Readability – Nitpicker’s heaven, or is Yoast losing it?


 

 

Paul Wallis, Sydney Media Jam CO2I’m always fascinated by the theory of readability, the pedants, and the total lack of interest in actual content requirements. Yoast is no exception. Check out this, based on my “future of books” blog:

  1. Bad SEO score2 of the subheadings are followed by more than the recommended maximum of 300 words. Try to insert additional subheadings.
  2. Mark this result in the text Bad SEO score The text contains 3 consecutive sentences starting with the same word. Try to mix things up!
  3. Mark this result in the text OK SEO score 29% of the sentences contain a transition wordor phrase, which is less than the recommended minimum of 30%.
  4. Mark this result in the text OK SEO score5% of the sentences contain passive voice, which is more than the recommended maximum of 10%. Try to use their active counterparts.
  5. Good SEO score The copy scores 64.6 in the Flesch Reading Easetest, which is considered ok to read.
  6. Good SEO score None of the paragraphs are too long, which is great.
  7. Mark this result in the text Good SEO score3% of the sentences contain more than 20 words, which is less than or equal to the recommended maximum of 25%.

Note the minute deviations like 29% instead of 30%. No bandwidths. Not also the emphasis on “too long”, etc.

  1. …Yet the overall SEO score was “good”.
  2. 3 sentences on the same subject starting with the same word? The subject was “books”, so the subheads included books.
  3. A transition word or phrase: Transition words include “and”, “probably” and “maybe”…. So bloody what? These things are used in syntax, too. Or is syntax another subject never to be mentioned?
  4. Passive voice: Did an entire blog which scored 100% passive voice, and 98% readability. Tell you anything, pedants? Reading is about readability.
  5. Readability on Flesch is 64% but the overall rating is bad?

Do style guides have a clue?

In so many words, no. They’re a nitpicker’s heaven. The people who have nothing to do with generating content can sit there with a readout like this and pronounce judgement.

Passive voice is also usually narrative, the required, and largely unavoidable, story telling information between quotes, active voice, etc. Narrative, strangely, occurs in scientific papers, news articles, and reportage of anything. It even occurs in conversations to tell people what the bloody subject of the story is. No narrative? Gonna be some fabulous bit of communication, eh?

 

This is “narrative”, according to Google:

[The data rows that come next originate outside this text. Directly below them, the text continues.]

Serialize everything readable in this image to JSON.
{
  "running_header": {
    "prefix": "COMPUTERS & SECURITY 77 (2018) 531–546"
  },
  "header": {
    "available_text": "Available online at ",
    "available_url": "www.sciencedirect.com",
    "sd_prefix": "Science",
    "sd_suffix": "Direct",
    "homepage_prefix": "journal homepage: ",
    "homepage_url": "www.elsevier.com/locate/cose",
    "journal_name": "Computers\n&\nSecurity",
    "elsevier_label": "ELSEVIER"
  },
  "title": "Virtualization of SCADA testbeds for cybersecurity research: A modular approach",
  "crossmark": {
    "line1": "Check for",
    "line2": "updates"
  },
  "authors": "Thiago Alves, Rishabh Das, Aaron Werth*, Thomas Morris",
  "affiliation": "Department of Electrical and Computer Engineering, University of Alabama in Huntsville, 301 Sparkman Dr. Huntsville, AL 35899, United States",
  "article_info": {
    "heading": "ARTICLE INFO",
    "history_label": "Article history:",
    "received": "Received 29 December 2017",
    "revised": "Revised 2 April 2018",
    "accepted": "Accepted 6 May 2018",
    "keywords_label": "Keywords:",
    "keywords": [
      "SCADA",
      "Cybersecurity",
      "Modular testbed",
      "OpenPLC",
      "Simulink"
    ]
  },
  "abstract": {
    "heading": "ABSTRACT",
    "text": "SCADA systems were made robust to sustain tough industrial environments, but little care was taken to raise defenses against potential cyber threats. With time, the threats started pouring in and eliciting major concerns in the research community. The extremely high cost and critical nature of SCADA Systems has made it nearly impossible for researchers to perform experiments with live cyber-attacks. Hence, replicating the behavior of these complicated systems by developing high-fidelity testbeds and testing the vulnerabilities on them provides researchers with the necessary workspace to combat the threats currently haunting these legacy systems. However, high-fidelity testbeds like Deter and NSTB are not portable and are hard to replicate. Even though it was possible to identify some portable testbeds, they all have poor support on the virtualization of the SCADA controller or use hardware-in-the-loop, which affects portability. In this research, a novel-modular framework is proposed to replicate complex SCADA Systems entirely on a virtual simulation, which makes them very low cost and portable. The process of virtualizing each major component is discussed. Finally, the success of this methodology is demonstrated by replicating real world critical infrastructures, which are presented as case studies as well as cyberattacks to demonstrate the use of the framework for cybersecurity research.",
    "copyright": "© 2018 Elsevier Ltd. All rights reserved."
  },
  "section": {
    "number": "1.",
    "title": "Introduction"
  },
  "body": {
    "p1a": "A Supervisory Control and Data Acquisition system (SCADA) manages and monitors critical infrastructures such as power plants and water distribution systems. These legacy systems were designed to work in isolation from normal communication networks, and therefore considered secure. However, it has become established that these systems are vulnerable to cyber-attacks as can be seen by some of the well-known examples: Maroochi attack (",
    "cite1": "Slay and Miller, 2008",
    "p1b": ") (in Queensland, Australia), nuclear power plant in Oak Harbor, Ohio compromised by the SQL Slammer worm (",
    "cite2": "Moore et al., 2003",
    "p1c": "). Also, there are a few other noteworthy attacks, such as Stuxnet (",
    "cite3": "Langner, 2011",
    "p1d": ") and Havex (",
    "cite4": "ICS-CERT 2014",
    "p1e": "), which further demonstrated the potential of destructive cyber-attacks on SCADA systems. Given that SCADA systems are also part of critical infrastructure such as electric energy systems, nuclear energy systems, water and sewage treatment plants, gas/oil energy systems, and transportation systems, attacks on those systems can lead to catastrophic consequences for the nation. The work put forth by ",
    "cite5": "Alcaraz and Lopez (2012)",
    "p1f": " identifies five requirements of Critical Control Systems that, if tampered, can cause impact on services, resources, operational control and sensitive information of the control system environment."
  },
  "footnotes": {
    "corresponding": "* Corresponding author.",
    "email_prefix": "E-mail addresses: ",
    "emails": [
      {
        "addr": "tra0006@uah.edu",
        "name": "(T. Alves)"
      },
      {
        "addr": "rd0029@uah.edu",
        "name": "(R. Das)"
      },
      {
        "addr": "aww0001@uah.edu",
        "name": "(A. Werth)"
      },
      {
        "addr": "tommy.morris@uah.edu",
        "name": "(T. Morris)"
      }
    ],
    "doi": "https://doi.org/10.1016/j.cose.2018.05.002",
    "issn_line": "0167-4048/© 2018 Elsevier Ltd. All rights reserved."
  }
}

narrative
ˈnarətɪv/
noun
  1. 1.
    a spoken or written account of connected events; a story.
    “a gripping narrative”
    synonyms: accountstorytalechroniclehistorydescriptionrecordportrayalsketchportraitstatementreportrehearsalrecitalrendering

    “a chronological narrative of Stark’s life”
    adjective 
  1. 1.
    in the form of or concerned with narration.
    “a narrative poem”

I won’t even begin to get in to the technical issues. Some content is written for timing, for perspective, contrast, or simply to add poise to a sentence. Written content isn’t the same thing as a bloody shopping list, clowns.

There are supposed to be a few things in any decent text:

  • Expression
  • Emphasis
  • Modes of speech
  • Syntax
  • Context

Without them, you’ve GOT a shopping list:

  • Now’s the winter of our discontent.
  • Made glorious spring.
  • 500g butter
  • Bread
  • Doritos

Try getting that delivered – Or getting someone to read it. Point made?

Paul Wallis, Sydney Media Jam, Paul Wallis books